So you’ve finally upgraded the water you’re using for brewing your coffee. Now, it’s time to dial in the perfect temperature that your precious H2O should be when it makes contact with your fresh coffee.
Ideal Temp. The Specialty Coffee Association suggests that water for coffee should be at 200°F ± 5 when your brew first begins. If it’s too hot or boiling (212°F), your coffee will over-extract and produce a bitter taste. Too cold, and your coffee will under-extract and end up flat.
Kettles & Temperature Reading. Coffee snobs like us invest in electric gooseneck kettles that reach manually set temperatures and hold them there during a brew, allowing for maximum control and consistency.
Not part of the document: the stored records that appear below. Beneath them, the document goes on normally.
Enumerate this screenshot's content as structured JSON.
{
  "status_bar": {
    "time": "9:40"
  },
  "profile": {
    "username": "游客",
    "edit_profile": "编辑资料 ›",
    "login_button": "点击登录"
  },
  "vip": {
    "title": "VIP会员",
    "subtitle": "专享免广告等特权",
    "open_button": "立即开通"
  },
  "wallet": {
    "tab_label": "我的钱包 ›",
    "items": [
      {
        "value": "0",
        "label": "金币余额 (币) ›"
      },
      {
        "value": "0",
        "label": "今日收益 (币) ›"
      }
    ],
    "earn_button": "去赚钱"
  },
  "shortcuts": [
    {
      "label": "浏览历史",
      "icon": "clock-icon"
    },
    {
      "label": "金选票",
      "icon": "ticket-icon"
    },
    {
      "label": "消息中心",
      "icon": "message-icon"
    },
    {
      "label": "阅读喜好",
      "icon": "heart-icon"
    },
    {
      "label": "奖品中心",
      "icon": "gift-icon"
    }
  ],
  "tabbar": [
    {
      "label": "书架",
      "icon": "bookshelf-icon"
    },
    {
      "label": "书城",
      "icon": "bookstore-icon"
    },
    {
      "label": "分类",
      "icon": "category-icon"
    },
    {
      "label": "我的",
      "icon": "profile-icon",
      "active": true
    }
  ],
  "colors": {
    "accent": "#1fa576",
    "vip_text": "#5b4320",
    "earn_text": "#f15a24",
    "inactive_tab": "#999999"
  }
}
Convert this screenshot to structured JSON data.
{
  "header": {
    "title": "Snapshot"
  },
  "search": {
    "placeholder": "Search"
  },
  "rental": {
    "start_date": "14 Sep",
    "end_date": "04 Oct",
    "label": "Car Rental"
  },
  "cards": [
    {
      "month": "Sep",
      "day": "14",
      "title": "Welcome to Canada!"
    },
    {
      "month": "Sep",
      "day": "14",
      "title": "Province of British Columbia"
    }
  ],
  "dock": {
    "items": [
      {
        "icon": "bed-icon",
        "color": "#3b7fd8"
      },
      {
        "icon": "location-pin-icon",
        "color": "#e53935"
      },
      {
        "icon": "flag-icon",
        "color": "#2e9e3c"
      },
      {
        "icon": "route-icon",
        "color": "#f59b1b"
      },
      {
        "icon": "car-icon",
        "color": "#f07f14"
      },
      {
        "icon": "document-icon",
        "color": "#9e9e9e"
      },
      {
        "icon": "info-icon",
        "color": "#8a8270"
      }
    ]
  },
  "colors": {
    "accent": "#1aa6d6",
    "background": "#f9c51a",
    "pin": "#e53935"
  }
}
Bonavita makes great ones for around $50, or you can pick up a stove top gooseneck kettle for $30. Goosneck’s are great because of the ability to control the flow of water with minimal splashing; helpful with any manual brewing style (pour-over, Chemex, Aeropress, etc.).
When using any stovetop kettle, we strongly suggest using a quickread electric thermometer for measuring the temperature (a digital meat thermometer works well). Dip it into your kettle as the water heats up and aim for between 200-204°F. Once you turn off your stove and begin your brew, the water will begin to cool, so aim for the higher end of the suggested temperature range. Another option is to heat the water to boiling, measuring the temperature as it cools. After several times doing this, you’ll have a sense of how many minutes your water takes to cool from 212°F to 205°F.
Note. If you don’t have an electric kettle or thermometer, let your water boil on the stove and once it starts whistling, turn it off, move it to a cool burner, and let it sit for about 2 minutes. There’s far less accuracy, but letting it sit can ensure you’re not scorching your coffee with boiling water without worrying it will be too cool (it will take more than 2 minutes to fall below 195°F).
Altitude. Remember science! The boiling point of water decreases by roughly 1°F every 500 feet due to lower atmospheric pressure, so keep that in mind for mountain high brewing. As an example, if you live in Denver your water will start boiling around 203°F or so (which, presumably, you already know). The lowered boiling point of your water shouldn’t affect the brew, as long as the temperature still falls within the SCA approved range noted above.
FYI. All of this guidance emphasizes manual brewing, but if you're using a countertop drip coffee maker, there’s a host of considerations to be mindful of. We’ll open that can of worms in a later post.